Set the records down again in full, exactly as they are, apart from the images.
Start of Data
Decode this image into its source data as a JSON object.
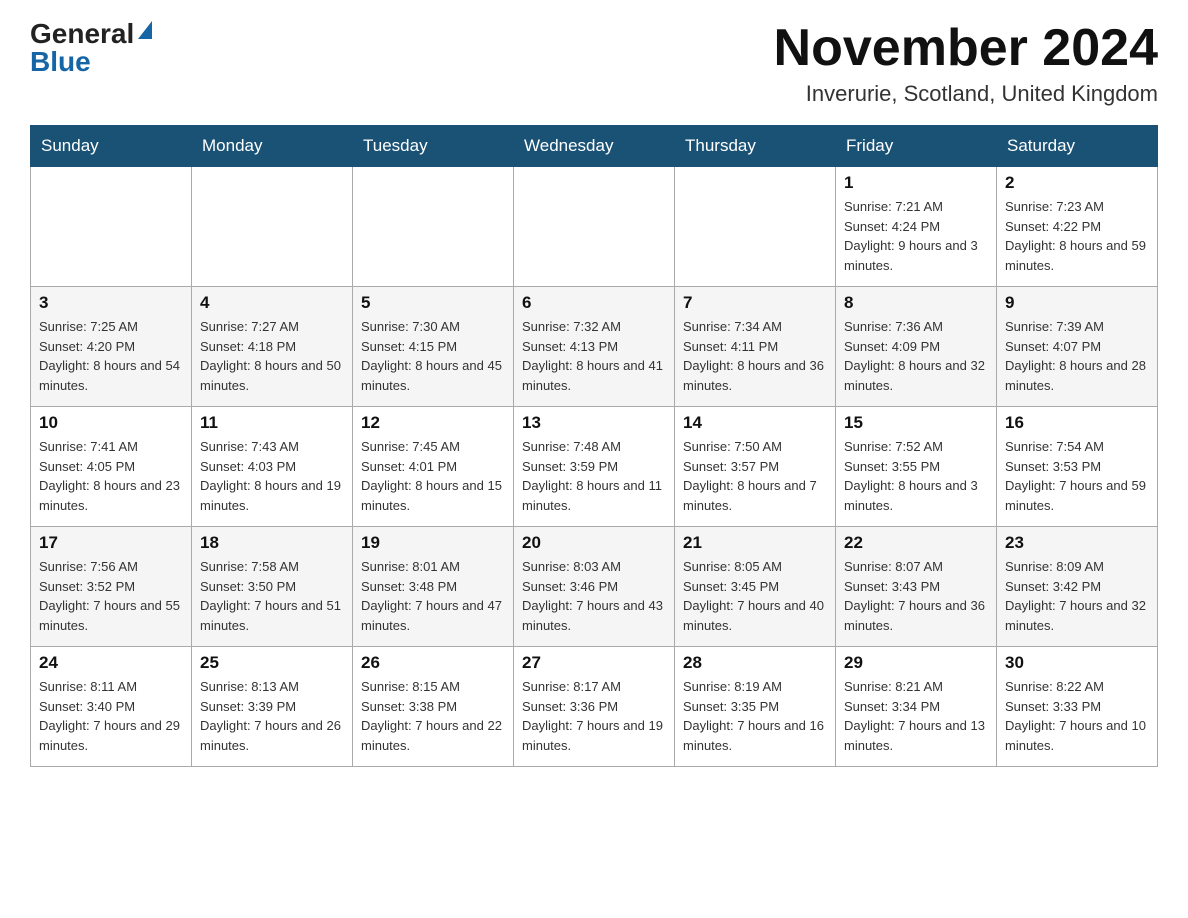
{
  "header": {
    "logo_general": "General",
    "logo_blue": "Blue",
    "month_title": "November 2024",
    "location": "Inverurie, Scotland, United Kingdom"
  },
  "days_of_week": [
    "Sunday",
    "Monday",
    "Tuesday",
    "Wednesday",
    "Thursday",
    "Friday",
    "Saturday"
  ],
  "weeks": [
    [
      {
        "day": "",
        "info": ""
      },
      {
        "day": "",
        "info": ""
      },
      {
        "day": "",
        "info": ""
      },
      {
        "day": "",
        "info": ""
      },
      {
        "day": "",
        "info": ""
      },
      {
        "day": "1",
        "info": "Sunrise: 7:21 AM\nSunset: 4:24 PM\nDaylight: 9 hours and 3 minutes."
      },
      {
        "day": "2",
        "info": "Sunrise: 7:23 AM\nSunset: 4:22 PM\nDaylight: 8 hours and 59 minutes."
      }
    ],
    [
      {
        "day": "3",
        "info": "Sunrise: 7:25 AM\nSunset: 4:20 PM\nDaylight: 8 hours and 54 minutes."
      },
      {
        "day": "4",
        "info": "Sunrise: 7:27 AM\nSunset: 4:18 PM\nDaylight: 8 hours and 50 minutes."
      },
      {
        "day": "5",
        "info": "Sunrise: 7:30 AM\nSunset: 4:15 PM\nDaylight: 8 hours and 45 minutes."
      },
      {
        "day": "6",
        "info": "Sunrise: 7:32 AM\nSunset: 4:13 PM\nDaylight: 8 hours and 41 minutes."
      },
      {
        "day": "7",
        "info": "Sunrise: 7:34 AM\nSunset: 4:11 PM\nDaylight: 8 hours and 36 minutes."
      },
      {
        "day": "8",
        "info": "Sunrise: 7:36 AM\nSunset: 4:09 PM\nDaylight: 8 hours and 32 minutes."
      },
      {
        "day": "9",
        "info": "Sunrise: 7:39 AM\nSunset: 4:07 PM\nDaylight: 8 hours and 28 minutes."
      }
    ],
    [
      {
        "day": "10",
        "info": "Sunrise: 7:41 AM\nSunset: 4:05 PM\nDaylight: 8 hours and 23 minutes."
      },
      {
        "day": "11",
        "info": "Sunrise: 7:43 AM\nSunset: 4:03 PM\nDaylight: 8 hours and 19 minutes."
      },
      {
        "day": "12",
        "info": "Sunrise: 7:45 AM\nSunset: 4:01 PM\nDaylight: 8 hours and 15 minutes."
      },
      {
        "day": "13",
        "info": "Sunrise: 7:48 AM\nSunset: 3:59 PM\nDaylight: 8 hours and 11 minutes."
      },
      {
        "day": "14",
        "info": "Sunrise: 7:50 AM\nSunset: 3:57 PM\nDaylight: 8 hours and 7 minutes."
      },
      {
        "day": "15",
        "info": "Sunrise: 7:52 AM\nSunset: 3:55 PM\nDaylight: 8 hours and 3 minutes."
      },
      {
        "day": "16",
        "info": "Sunrise: 7:54 AM\nSunset: 3:53 PM\nDaylight: 7 hours and 59 minutes."
      }
    ],
    [
      {
        "day": "17",
        "info": "Sunrise: 7:56 AM\nSunset: 3:52 PM\nDaylight: 7 hours and 55 minutes."
      },
      {
        "day": "18",
        "info": "Sunrise: 7:58 AM\nSunset: 3:50 PM\nDaylight: 7 hours and 51 minutes."
      },
      {
        "day": "19",
        "info": "Sunrise: 8:01 AM\nSunset: 3:48 PM\nDaylight: 7 hours and 47 minutes."
      },
      {
        "day": "20",
        "info": "Sunrise: 8:03 AM\nSunset: 3:46 PM\nDaylight: 7 hours and 43 minutes."
      },
      {
        "day": "21",
        "info": "Sunrise: 8:05 AM\nSunset: 3:45 PM\nDaylight: 7 hours and 40 minutes."
      },
      {
        "day": "22",
        "info": "Sunrise: 8:07 AM\nSunset: 3:43 PM\nDaylight: 7 hours and 36 minutes."
      },
      {
        "day": "23",
        "info": "Sunrise: 8:09 AM\nSunset: 3:42 PM\nDaylight: 7 hours and 32 minutes."
      }
    ],
    [
      {
        "day": "24",
        "info": "Sunrise: 8:11 AM\nSunset: 3:40 PM\nDaylight: 7 hours and 29 minutes."
      },
      {
        "day": "25",
        "info": "Sunrise: 8:13 AM\nSunset: 3:39 PM\nDaylight: 7 hours and 26 minutes."
      },
      {
        "day": "26",
        "info": "Sunrise: 8:15 AM\nSunset: 3:38 PM\nDaylight: 7 hours and 22 minutes."
      },
      {
        "day": "27",
        "info": "Sunrise: 8:17 AM\nSunset: 3:36 PM\nDaylight: 7 hours and 19 minutes."
      },
      {
        "day": "28",
        "info": "Sunrise: 8:19 AM\nSunset: 3:35 PM\nDaylight: 7 hours and 16 minutes."
      },
      {
        "day": "29",
        "info": "Sunrise: 8:21 AM\nSunset: 3:34 PM\nDaylight: 7 hours and 13 minutes."
      },
      {
        "day": "30",
        "info": "Sunrise: 8:22 AM\nSunset: 3:33 PM\nDaylight: 7 hours and 10 minutes."
      }
    ]
  ]
}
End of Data
◆ Your response:
Decode this image into its source data as a JSON object.
{
  "header": {
    "logo_general": "General",
    "logo_blue": "Blue",
    "month_title": "November 2024",
    "location": "Inverurie, Scotland, United Kingdom"
  },
  "days_of_week": [
    "Sunday",
    "Monday",
    "Tuesday",
    "Wednesday",
    "Thursday",
    "Friday",
    "Saturday"
  ],
  "weeks": [
    [
      {
        "day": "",
        "info": ""
      },
      {
        "day": "",
        "info": ""
      },
      {
        "day": "",
        "info": ""
      },
      {
        "day": "",
        "info": ""
      },
      {
        "day": "",
        "info": ""
      },
      {
        "day": "1",
        "info": "Sunrise: 7:21 AM\nSunset: 4:24 PM\nDaylight: 9 hours and 3 minutes."
      },
      {
        "day": "2",
        "info": "Sunrise: 7:23 AM\nSunset: 4:22 PM\nDaylight: 8 hours and 59 minutes."
      }
    ],
    [
      {
        "day": "3",
        "info": "Sunrise: 7:25 AM\nSunset: 4:20 PM\nDaylight: 8 hours and 54 minutes."
      },
      {
        "day": "4",
        "info": "Sunrise: 7:27 AM\nSunset: 4:18 PM\nDaylight: 8 hours and 50 minutes."
      },
      {
        "day": "5",
        "info": "Sunrise: 7:30 AM\nSunset: 4:15 PM\nDaylight: 8 hours and 45 minutes."
      },
      {
        "day": "6",
        "info": "Sunrise: 7:32 AM\nSunset: 4:13 PM\nDaylight: 8 hours and 41 minutes."
      },
      {
        "day": "7",
        "info": "Sunrise: 7:34 AM\nSunset: 4:11 PM\nDaylight: 8 hours and 36 minutes."
      },
      {
        "day": "8",
        "info": "Sunrise: 7:36 AM\nSunset: 4:09 PM\nDaylight: 8 hours and 32 minutes."
      },
      {
        "day": "9",
        "info": "Sunrise: 7:39 AM\nSunset: 4:07 PM\nDaylight: 8 hours and 28 minutes."
      }
    ],
    [
      {
        "day": "10",
        "info": "Sunrise: 7:41 AM\nSunset: 4:05 PM\nDaylight: 8 hours and 23 minutes."
      },
      {
        "day": "11",
        "info": "Sunrise: 7:43 AM\nSunset: 4:03 PM\nDaylight: 8 hours and 19 minutes."
      },
      {
        "day": "12",
        "info": "Sunrise: 7:45 AM\nSunset: 4:01 PM\nDaylight: 8 hours and 15 minutes."
      },
      {
        "day": "13",
        "info": "Sunrise: 7:48 AM\nSunset: 3:59 PM\nDaylight: 8 hours and 11 minutes."
      },
      {
        "day": "14",
        "info": "Sunrise: 7:50 AM\nSunset: 3:57 PM\nDaylight: 8 hours and 7 minutes."
      },
      {
        "day": "15",
        "info": "Sunrise: 7:52 AM\nSunset: 3:55 PM\nDaylight: 8 hours and 3 minutes."
      },
      {
        "day": "16",
        "info": "Sunrise: 7:54 AM\nSunset: 3:53 PM\nDaylight: 7 hours and 59 minutes."
      }
    ],
    [
      {
        "day": "17",
        "info": "Sunrise: 7:56 AM\nSunset: 3:52 PM\nDaylight: 7 hours and 55 minutes."
      },
      {
        "day": "18",
        "info": "Sunrise: 7:58 AM\nSunset: 3:50 PM\nDaylight: 7 hours and 51 minutes."
      },
      {
        "day": "19",
        "info": "Sunrise: 8:01 AM\nSunset: 3:48 PM\nDaylight: 7 hours and 47 minutes."
      },
      {
        "day": "20",
        "info": "Sunrise: 8:03 AM\nSunset: 3:46 PM\nDaylight: 7 hours and 43 minutes."
      },
      {
        "day": "21",
        "info": "Sunrise: 8:05 AM\nSunset: 3:45 PM\nDaylight: 7 hours and 40 minutes."
      },
      {
        "day": "22",
        "info": "Sunrise: 8:07 AM\nSunset: 3:43 PM\nDaylight: 7 hours and 36 minutes."
      },
      {
        "day": "23",
        "info": "Sunrise: 8:09 AM\nSunset: 3:42 PM\nDaylight: 7 hours and 32 minutes."
      }
    ],
    [
      {
        "day": "24",
        "info": "Sunrise: 8:11 AM\nSunset: 3:40 PM\nDaylight: 7 hours and 29 minutes."
      },
      {
        "day": "25",
        "info": "Sunrise: 8:13 AM\nSunset: 3:39 PM\nDaylight: 7 hours and 26 minutes."
      },
      {
        "day": "26",
        "info": "Sunrise: 8:15 AM\nSunset: 3:38 PM\nDaylight: 7 hours and 22 minutes."
      },
      {
        "day": "27",
        "info": "Sunrise: 8:17 AM\nSunset: 3:36 PM\nDaylight: 7 hours and 19 minutes."
      },
      {
        "day": "28",
        "info": "Sunrise: 8:19 AM\nSunset: 3:35 PM\nDaylight: 7 hours and 16 minutes."
      },
      {
        "day": "29",
        "info": "Sunrise: 8:21 AM\nSunset: 3:34 PM\nDaylight: 7 hours and 13 minutes."
      },
      {
        "day": "30",
        "info": "Sunrise: 8:22 AM\nSunset: 3:33 PM\nDaylight: 7 hours and 10 minutes."
      }
    ]
  ]
}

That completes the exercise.